The other-worldly “creatures” immortalised in Scottish free-diver and photographer Janeanne Gilchrist’s dramatic underwater artworks could have come straight off the set of a sci-fi movie.
They are simultaneously both beautiful and menacing.
But perhaps the most disturbing things about these “aliens” is that they’re very much real – if not actually alive – and lurking in the seas around Scotland.
The subjects are all items of man-made marine litter. Tangled ropes, plastic bags, discarded fishing gear, even an old sou’wester.
And they feature in a new exhibition by the Edinburgh-based artist, who has been capturing the secrets of Scotland’s aquatic world since she began free-diving – without breathing equipment – 17 years ago.
“I have always had a fascination with the sea,” she said. “I love to be beside it, in it, on top or under it. I find it therapeutic – salt water washes away the humdrum of daily life and it boosts my creativity.
“As a child I always wanted to be an explorer and dreamt about galaxies far away.
“Now I have discovered my galaxy right on my doorstep – floating in a moving current is the closest you can get to flying in outer space, and this makes part of my work.”
Gilchrist dives with her partner Will Beeslaar, exploring all around the Scottish coastline from St Abb’s to the Moray Firth, Dunnet Bay and the Isle of Skye.
To survive the chilly waters she wears a 7mm thick rubber suit, gloves and socks, which allow her to stay in the sea for up to four hours.

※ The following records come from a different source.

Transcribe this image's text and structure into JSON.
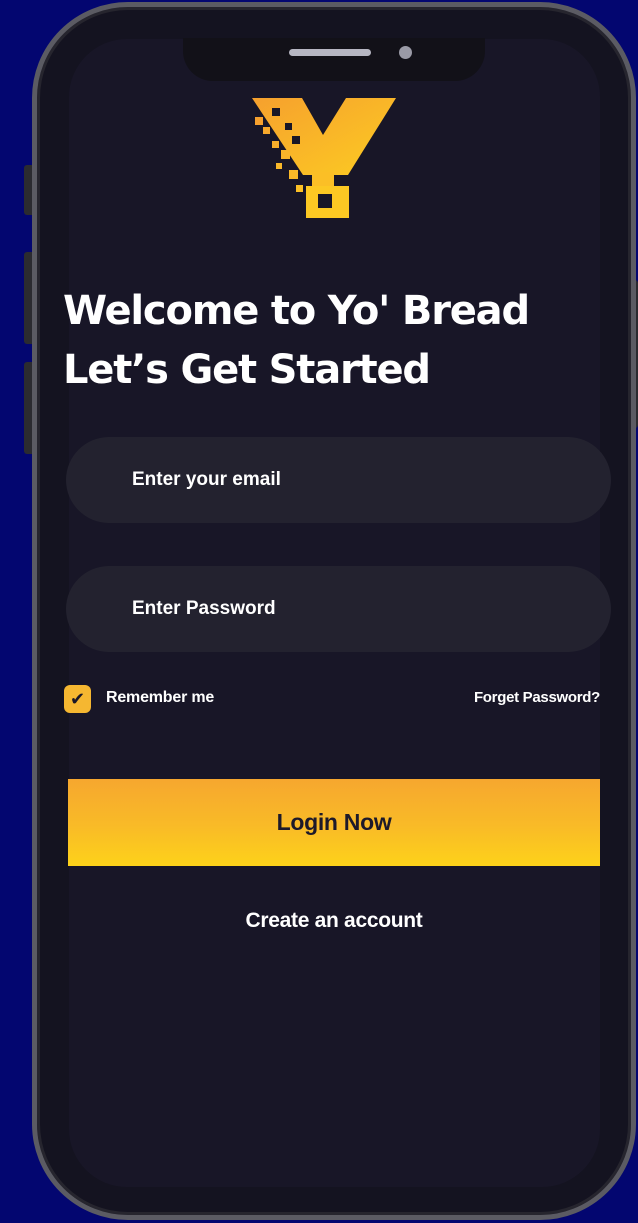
{
  "welcome": {
    "title": "Welcome to Yo' Bread Let’s Get Started"
  },
  "form": {
    "email_placeholder": "Enter your email",
    "password_placeholder": "Enter Password",
    "remember_label": "Remember me",
    "remember_checked": true,
    "forgot_label": "Forget Password?",
    "login_label": "Login Now",
    "create_label": "Create an account"
  },
  "icons": {
    "checkbox": "check-icon",
    "logo": "yo-bread-logo"
  },
  "colors": {
    "background": "#030670",
    "screen": "#181627",
    "field": "#23222f",
    "accent": "#f9bb27",
    "text": "#ffffff"
  }
}
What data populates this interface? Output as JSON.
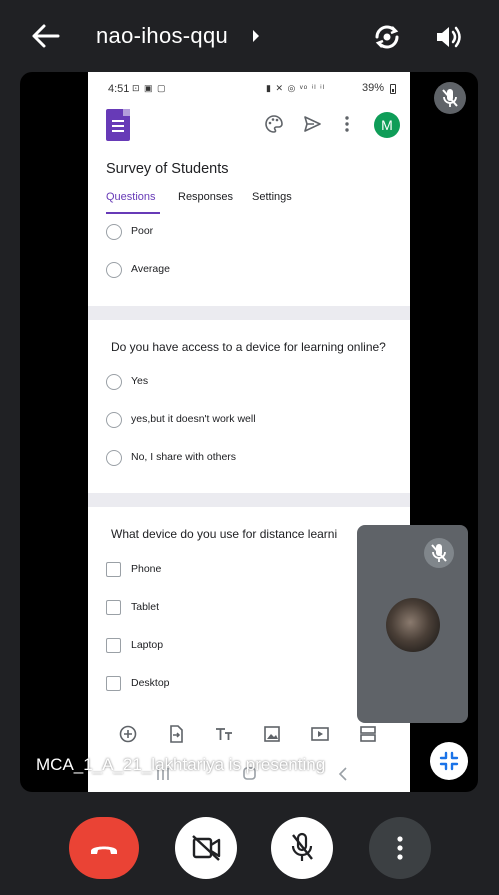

Unencumbered by scuba oxygen tanks, her only equipment is a weight belt, a snorkel, a low-profile mask, flippers and a marker buoy for safety – and of course her camera, enclosed in a waterproof casing.
She dives down to 15m deep, holding her breath for as much as two minutes at a time while she gets the shots she wants.
Gilchrist’s portfolio is diverse and includes stunning images of all sorts of sealife.
But in recent years she has become increasingly concerned about the levels of rubbish polluting the marine environment and felt moved to turn her creative attention to the crisis.
“I wanted to document the results of our bad management of all our waste, but especially the plastic waste in our seas, allowing it to harm fragile ocean ecosystems,” she said. “In today’s world we are saturated by information and imagery, and I wanted to engage people about this ecological disaster without preaching.
“People have become quite numb to photos of piles of waste. These images are created to last longer. I want people to have these discussions.
“I want to raise awareness of what is down there – the natural and the unnatural.”
Gilchrist, who first learned to dive in Egypt, admits that exploring Scotland’s dark, seaweedy waters was daunting at first. But now she just can’t get enough.
“It never leaves, that flurry of excitement just before you stick your head under the water,” she said. “Every time it’s different. You never have the same light, the same waves, the same things washed up, or the same flora and fauna. To me the movement of the sea reflects the ebb and flow of our own lives, and that’s what I want to capture in my photographs.”